START Data extract

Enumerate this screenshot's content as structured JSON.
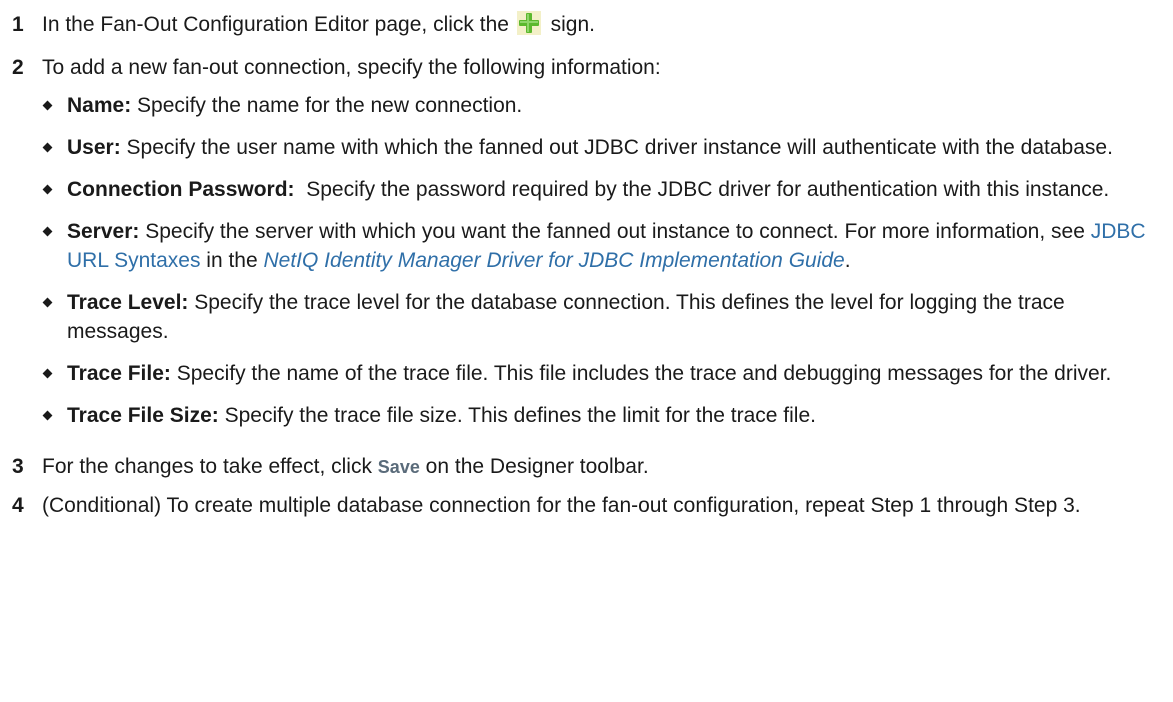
{
  "steps": [
    {
      "num": "1",
      "before": "In the Fan-Out Configuration Editor page, click the",
      "icon": "plus-icon",
      "after": "sign."
    },
    {
      "num": "2",
      "text": "To add a new fan-out connection, specify the following information:",
      "bullets": [
        {
          "term": "Name:",
          "text": " Specify the name for the new connection."
        },
        {
          "term": "User:",
          "text": " Specify the user name with which the fanned out JDBC driver instance will authenticate with the database."
        },
        {
          "term": "Connection Password:",
          "text": "  Specify the password required by the JDBC driver for authentication with this instance."
        },
        {
          "term": "Server:",
          "text": " Specify the server with which you want the fanned out instance to connect. For more information, see ",
          "link": "JDBC URL Syntaxes",
          "mid": " in the ",
          "guide": "NetIQ Identity Manager Driver for JDBC Implementation Guide",
          "end": "."
        },
        {
          "term": "Trace Level:",
          "text": " Specify the trace level for the database connection. This defines the level for logging the trace messages."
        },
        {
          "term": "Trace File:",
          "text": " Specify the name of the trace file. This file includes the trace and debugging messages for the driver."
        },
        {
          "term": "Trace File Size:",
          "text": " Specify the trace file size. This defines the limit for the trace file."
        }
      ]
    },
    {
      "num": "3",
      "before": "For the changes to take effect, click ",
      "ui": "Save",
      "after": " on the Designer toolbar."
    },
    {
      "num": "4",
      "text": "(Conditional) To create multiple database connection for the fan-out configuration, repeat Step 1 through Step 3."
    }
  ],
  "colors": {
    "text": "#1a1a1a",
    "link": "#2f6fa8",
    "ui_label": "#5a6b7a",
    "plus_icon_green": "#5cb82e",
    "plus_icon_bg": "#f3f0c8"
  }
}
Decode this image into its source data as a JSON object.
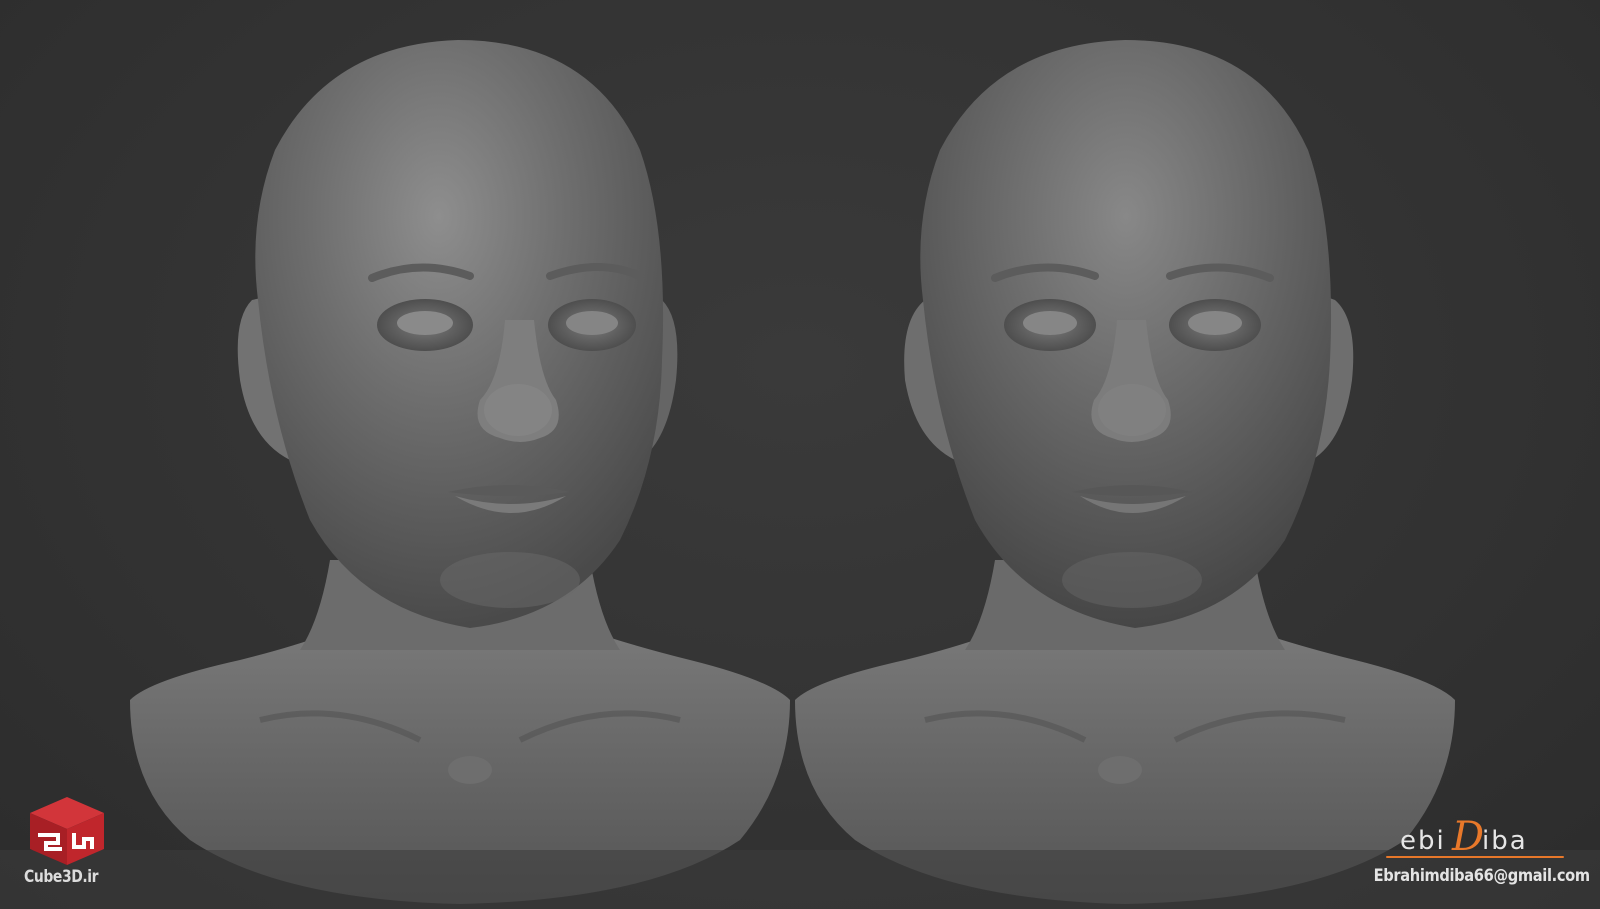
{
  "image": {
    "description_free": true,
    "background_color": "#323232",
    "accent_color": "#e8782a"
  },
  "branding": {
    "logo_icon": "cube-icon",
    "logo_color": "#c0262c",
    "site": "Cube3D.ir",
    "signature_prefix": "ebi",
    "signature_initial": "D",
    "signature_suffix": "iba",
    "email": "Ebrahimdiba66@gmail.com"
  }
}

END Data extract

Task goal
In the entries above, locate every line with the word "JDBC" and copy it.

Task solution
          "text": " Specify the user name with which the fanned out JDBC driver instance will authenticate with the database."
          "text": "  Specify the password required by the JDBC driver for authentication with this instance."
          "link": "JDBC URL Syntaxes",
          "guide": "NetIQ Identity Manager Driver for JDBC Implementation Guide",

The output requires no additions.